We were told to stay at enchanted rock state park and had hoped to do some bike riding there, but the park was full. One of my handy phone apps said there was a Lady Bird City Park/Golf Course/Airport just a couple miles out of town. Once again, the RV park was pretty much full (and cramped and ugly), and Jennifer got the Hostess to give us a “tent spot”, which was an huge open grassy field (looking down on the crowded RV park).
FRIDAY, December 30th
We were on to Austin where we rode bikes around Lady Bird Lake in Downtown.
We have come to discover a certain odd charm to Urban Bike riding. We are both people watchers, and there is no better place to do it than in City Parks and along bike trails.

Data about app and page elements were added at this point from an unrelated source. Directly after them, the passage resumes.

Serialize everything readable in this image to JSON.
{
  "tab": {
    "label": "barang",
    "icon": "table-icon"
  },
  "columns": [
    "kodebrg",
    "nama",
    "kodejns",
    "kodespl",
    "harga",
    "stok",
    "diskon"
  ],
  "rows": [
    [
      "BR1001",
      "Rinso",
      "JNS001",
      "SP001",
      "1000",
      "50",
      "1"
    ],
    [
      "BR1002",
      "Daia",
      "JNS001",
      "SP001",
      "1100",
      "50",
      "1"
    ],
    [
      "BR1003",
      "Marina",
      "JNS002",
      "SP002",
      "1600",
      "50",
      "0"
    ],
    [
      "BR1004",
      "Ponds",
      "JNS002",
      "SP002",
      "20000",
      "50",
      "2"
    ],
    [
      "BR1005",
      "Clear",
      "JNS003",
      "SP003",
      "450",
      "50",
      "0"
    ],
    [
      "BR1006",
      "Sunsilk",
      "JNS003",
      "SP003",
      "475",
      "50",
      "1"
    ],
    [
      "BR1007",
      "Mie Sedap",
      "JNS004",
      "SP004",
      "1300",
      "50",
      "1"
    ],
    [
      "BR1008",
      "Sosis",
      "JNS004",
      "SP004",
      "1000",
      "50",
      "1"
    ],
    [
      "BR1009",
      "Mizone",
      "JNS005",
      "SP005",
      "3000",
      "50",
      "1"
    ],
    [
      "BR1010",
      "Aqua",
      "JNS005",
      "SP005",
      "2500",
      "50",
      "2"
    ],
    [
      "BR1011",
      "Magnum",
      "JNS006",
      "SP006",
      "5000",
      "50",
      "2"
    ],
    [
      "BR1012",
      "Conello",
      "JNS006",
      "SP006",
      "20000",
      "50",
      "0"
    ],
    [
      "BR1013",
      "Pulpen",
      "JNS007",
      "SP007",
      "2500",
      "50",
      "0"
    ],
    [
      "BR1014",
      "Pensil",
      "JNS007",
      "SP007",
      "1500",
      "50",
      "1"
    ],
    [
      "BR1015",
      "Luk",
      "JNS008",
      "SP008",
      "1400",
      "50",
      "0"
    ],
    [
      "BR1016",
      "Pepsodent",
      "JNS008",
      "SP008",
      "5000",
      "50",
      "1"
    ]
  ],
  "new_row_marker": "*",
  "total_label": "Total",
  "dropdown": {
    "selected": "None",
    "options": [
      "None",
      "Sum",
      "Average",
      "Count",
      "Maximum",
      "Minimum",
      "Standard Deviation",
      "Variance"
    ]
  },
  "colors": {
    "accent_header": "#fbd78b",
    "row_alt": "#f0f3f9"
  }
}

After our ride, we stopped by for a short visit with Robert and Chaka at their recently remodeled home in Austin. Beautiful place with great energy and a nicely landscaped city garden in the back yard.
For a change of scenery (and culture) we visited Austins 6th Street Music and Party District:
Tony fit right in… 🙂
Several locals recommended Esthers Follies, and it is a NOT TO MISS attraction if visiting Austin! It’s a Vaudeville styled, homegrown, non stop, singing, dancing, acting, comedy, music and magic show that kept us laughing for an hour and a half straight.
After the first song of the show, we never stopped laughing long enough to take a picture. I honestly could not hold the camera steady enough between belly laughs with the several attempts I made to take snapshots!
After the show we visited a couple too crowded bars, listened to some live music too loud, and had a couple overpriced drinks, fun stuff. People watching the folks all gussied up and out to have a good time, mixed in with the many homeless people roaming 6th street, is interesting to say the least.
Jennifers long time friend, Natalie, was on her way back home to Austin from Arkansas, but invited us to “driveway surf” at her house just a short distance from 6th street. In the morning we got up, had breakfast, and made a stop at a City Park and Barton Springs with Natalie and Kiko to walk the dogs. I’m not really cut out to be a City guy, but our quick visit makes Austin seem pretty cool, as far as cities go.
Dallas skyline on the way home…
Another great trip with perfect company and a flawless performance from our Trusty traveling Travato!
Life is Good!